So the idea that we can love God (or Jesus) but no love his followers doesn’t compute and reflects a fundamental lack of awareness of what the Christian life is all about.

We are living in perilous and confusing times. Unfortunately, churches aren’t always as reflective of Jesus as we might like. Sin has a way of ruining our expectations, unfortunately.

But the solution isn’t to bail on Christ’s church because it is filled with sinners who are a constant reminder of our need for Jesus in the first place.

As difficult as it may be, the solution is to find some other Christ followers and begin to live out the command to love one another in the context of an authentic community.

If this kind of community doesn’t exist then there is nothing stopping you from creating that kind of community.

One of the interesting arguments for the triune nature of God is the fact that He is a God of love and that His loving nature has been expressed for eternity in the context of a trinity of relationships.
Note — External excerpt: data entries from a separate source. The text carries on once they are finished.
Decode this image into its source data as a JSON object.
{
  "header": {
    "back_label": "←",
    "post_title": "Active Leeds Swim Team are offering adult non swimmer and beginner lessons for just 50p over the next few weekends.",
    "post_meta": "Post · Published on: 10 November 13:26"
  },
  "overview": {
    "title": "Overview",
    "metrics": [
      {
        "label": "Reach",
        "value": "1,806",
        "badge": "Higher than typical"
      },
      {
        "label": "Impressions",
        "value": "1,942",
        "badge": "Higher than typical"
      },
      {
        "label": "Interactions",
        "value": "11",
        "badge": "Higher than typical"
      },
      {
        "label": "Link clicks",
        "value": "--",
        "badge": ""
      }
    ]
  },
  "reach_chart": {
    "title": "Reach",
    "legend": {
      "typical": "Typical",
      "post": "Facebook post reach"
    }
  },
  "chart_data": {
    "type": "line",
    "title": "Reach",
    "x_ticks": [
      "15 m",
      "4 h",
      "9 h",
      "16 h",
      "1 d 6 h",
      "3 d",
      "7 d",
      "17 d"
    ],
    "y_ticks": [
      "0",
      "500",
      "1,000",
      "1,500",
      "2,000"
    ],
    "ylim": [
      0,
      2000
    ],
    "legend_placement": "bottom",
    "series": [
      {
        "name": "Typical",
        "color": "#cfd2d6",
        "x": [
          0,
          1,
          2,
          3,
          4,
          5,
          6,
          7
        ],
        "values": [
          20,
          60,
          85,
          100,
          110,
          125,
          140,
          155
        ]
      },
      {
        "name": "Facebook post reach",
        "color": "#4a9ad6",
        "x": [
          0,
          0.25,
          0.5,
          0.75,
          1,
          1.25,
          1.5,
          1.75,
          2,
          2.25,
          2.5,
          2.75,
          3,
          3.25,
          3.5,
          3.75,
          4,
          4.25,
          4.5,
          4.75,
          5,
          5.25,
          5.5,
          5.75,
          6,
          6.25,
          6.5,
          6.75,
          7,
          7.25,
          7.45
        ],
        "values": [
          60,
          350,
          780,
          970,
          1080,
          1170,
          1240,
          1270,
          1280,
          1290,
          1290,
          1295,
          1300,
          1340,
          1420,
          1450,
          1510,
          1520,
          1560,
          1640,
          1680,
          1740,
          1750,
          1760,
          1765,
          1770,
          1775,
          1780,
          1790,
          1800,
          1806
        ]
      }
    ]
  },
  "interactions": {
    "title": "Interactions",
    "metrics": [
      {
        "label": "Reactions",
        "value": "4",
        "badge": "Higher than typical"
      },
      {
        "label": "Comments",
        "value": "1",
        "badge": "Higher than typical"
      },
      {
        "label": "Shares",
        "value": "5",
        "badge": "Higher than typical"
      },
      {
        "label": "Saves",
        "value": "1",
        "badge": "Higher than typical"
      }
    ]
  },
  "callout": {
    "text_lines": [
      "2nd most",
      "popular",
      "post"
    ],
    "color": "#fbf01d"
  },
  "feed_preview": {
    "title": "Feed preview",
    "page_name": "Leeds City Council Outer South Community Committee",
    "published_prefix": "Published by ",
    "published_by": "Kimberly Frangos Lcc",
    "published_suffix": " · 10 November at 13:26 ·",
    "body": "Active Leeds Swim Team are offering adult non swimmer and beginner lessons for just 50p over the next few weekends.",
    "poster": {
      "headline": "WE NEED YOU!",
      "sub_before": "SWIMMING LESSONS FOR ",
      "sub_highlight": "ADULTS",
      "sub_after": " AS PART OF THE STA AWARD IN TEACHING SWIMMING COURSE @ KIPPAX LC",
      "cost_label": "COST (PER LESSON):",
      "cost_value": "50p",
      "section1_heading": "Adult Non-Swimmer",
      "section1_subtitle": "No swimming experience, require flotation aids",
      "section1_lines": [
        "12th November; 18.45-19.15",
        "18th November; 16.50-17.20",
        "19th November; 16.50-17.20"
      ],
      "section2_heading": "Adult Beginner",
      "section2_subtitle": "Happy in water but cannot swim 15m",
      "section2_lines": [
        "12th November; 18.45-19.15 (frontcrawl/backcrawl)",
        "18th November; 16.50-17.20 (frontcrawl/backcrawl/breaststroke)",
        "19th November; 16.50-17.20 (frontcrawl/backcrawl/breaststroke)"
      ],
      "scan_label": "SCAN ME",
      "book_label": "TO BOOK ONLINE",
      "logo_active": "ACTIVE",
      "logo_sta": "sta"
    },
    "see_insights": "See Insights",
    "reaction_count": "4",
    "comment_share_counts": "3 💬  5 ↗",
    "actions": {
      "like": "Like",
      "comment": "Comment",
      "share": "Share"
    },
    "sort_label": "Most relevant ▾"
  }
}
In other words, if the nature of the Godhead is singular, how would it be possible for love to be expressed as there would be no object for that love?

A similar line of reasoning could be expressed here. If a fundamental characteristic of the Christian life and knowing God is loving one another, how can that love be expressed in isolation?

It can’t.

Hence, the idea that one can love Jesus but hate His followers or one can love Jesus without being a part of a church community is not biblical. This issue is so important that John spends a major portion of his first epistle reinforcing this concept that Christians are to love one another….and that’s not possible if we are not in community with them.

Reflection

Do you know some people who claim to still be Christians but no longer are connected to a church? If so, what are the reasons given for why church is no longer a part of their Christian experience?

What response would you give to someone who says they love Jesus but they cannot be a part of His church because of all the hypocrites and scandals they see in the church?

How can the church address those who say that the church is either not concerned with or is not effective in dealing with real-world problems?

What steps can you (or a person you’re advising) take to be a part of the kind of community where the command to love one another can be freely expressed?

 

Original Photo by Jon Tyson on Unsplash (edited photo by Dave Lowe)

 

Leave a Reply

Fill in your details below or click an icon to log in:

WordPress.com Logo

You are commenting using your WordPress.com account. Log Out /  Change )

Google photo

You are commenting using your Google account. Log Out /  Change )

Twitter picture

You are commenting using your Twitter account. Log Out /  Change )

Facebook photo

You are commenting using your Facebook account. Log Out /  Change )

Connecting to %s